John grew up on the family land outside Murfreesboro. The process by which he became a blacksmith apprentice, and where he did so, is a mystery. Becoming a smith required many years of careful study and dedication. In the 1800s, master blacksmiths who had worked in the trade most of their lives took young apprentices into their homes and workshops. Apprentices would be educated, fed, and clothed in exchange for assisting master blacksmiths in their shops and learning alongside them.
Most apprentices during this time worked under a contract or learned from relatives skilled in the trade. But there are no clear candidates for blacksmith-relatives for John. Neither John’s nor Emma’s families seem to have included any blacksmiths. (There were two brothers named Baker (John and Charles) who had a shop in Clarksville from at least 1875 until it closed (after a bad fire) in 1882. But that was long before John was ready to apprentice and, besides, there is no evidence of a relationship to John or his father. Interestingly, when John started his first shop in 1894, it was in the same place as the Baker Brothers had worked a decade before.)
So presumably John apprenticed outside the family.
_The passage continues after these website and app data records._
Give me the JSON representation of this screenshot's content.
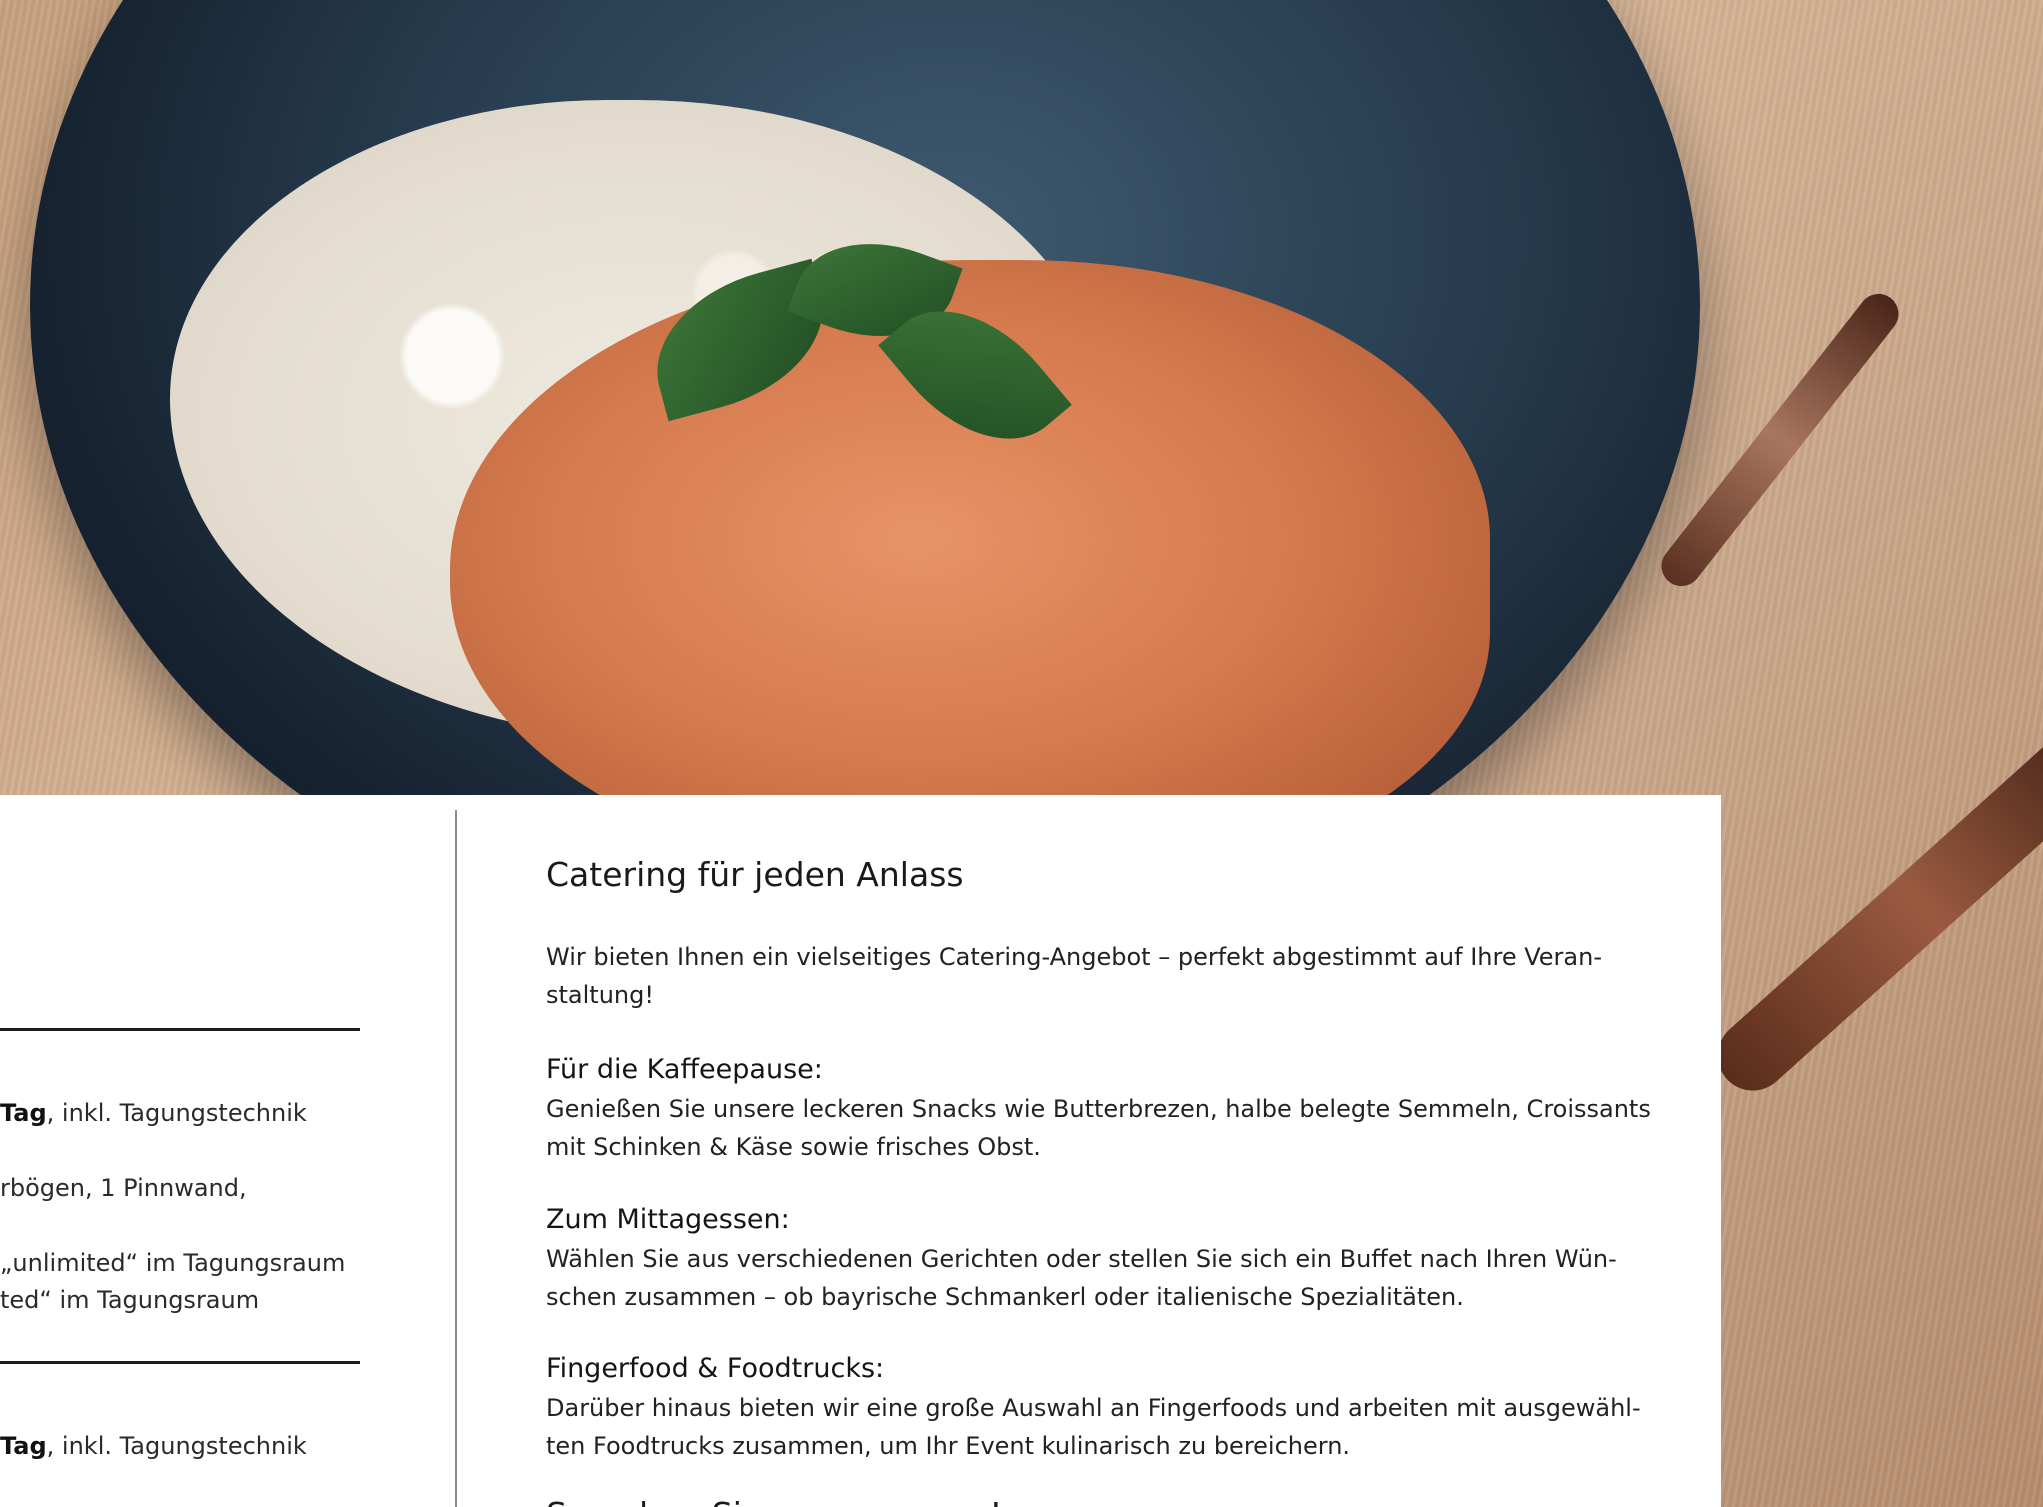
{
  "left": {
    "line1_bold": "Tag",
    "line1_rest": ", inkl. Tagungstechnik",
    "line2": "rbögen, 1 Pinnwand,",
    "line3": "„unlimited“ im Tagungsraum",
    "line4": "ted“ im Tagungsraum",
    "line5_bold": "Tag",
    "line5_rest": ", inkl. Tagungstechnik"
  },
  "main": {
    "title": "Catering für jeden Anlass",
    "intro_l1": "Wir bieten Ihnen ein vielseitiges Catering-Angebot – perfekt abgestimmt auf Ihre Veran-",
    "intro_l2": "staltung!",
    "sections": [
      {
        "heading": "Für die Kaffeepause:",
        "l1": "Genießen Sie unsere leckeren Snacks wie Butterbrezen, halbe belegte Semmeln, Croissants",
        "l2": "mit Schinken & Käse sowie frisches Obst."
      },
      {
        "heading": "Zum Mittagessen:",
        "l1": "Wählen Sie aus verschiedenen Gerichten oder stellen Sie sich ein Buffet nach Ihren Wün-",
        "l2": "schen zusammen – ob bayrische Schmankerl oder italienische Spezialitäten."
      },
      {
        "heading": "Fingerfood & Foodtrucks:",
        "l1": "Darüber hinaus bieten wir eine große Auswahl an Fingerfoods und arbeiten mit ausgewähl-",
        "l2": "ten Foodtrucks zusammen, um Ihr Event kulinarisch zu bereichern."
      }
    ],
    "cut_heading": "Sprechen Sie uns gerne an!"
  },
  "colors": {
    "panel": "#ffffff",
    "text": "#1b1b1b"
  }
}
In Murfreesboro, there were two or three possible places in town to do so. But at the time John would have apprenticed there was a very busy carriage-making industry in Clarksville, and so it is likely he apprenticed there. Based on his early work life, John seemed to have specialized in building and repairing horse-drawn carriages.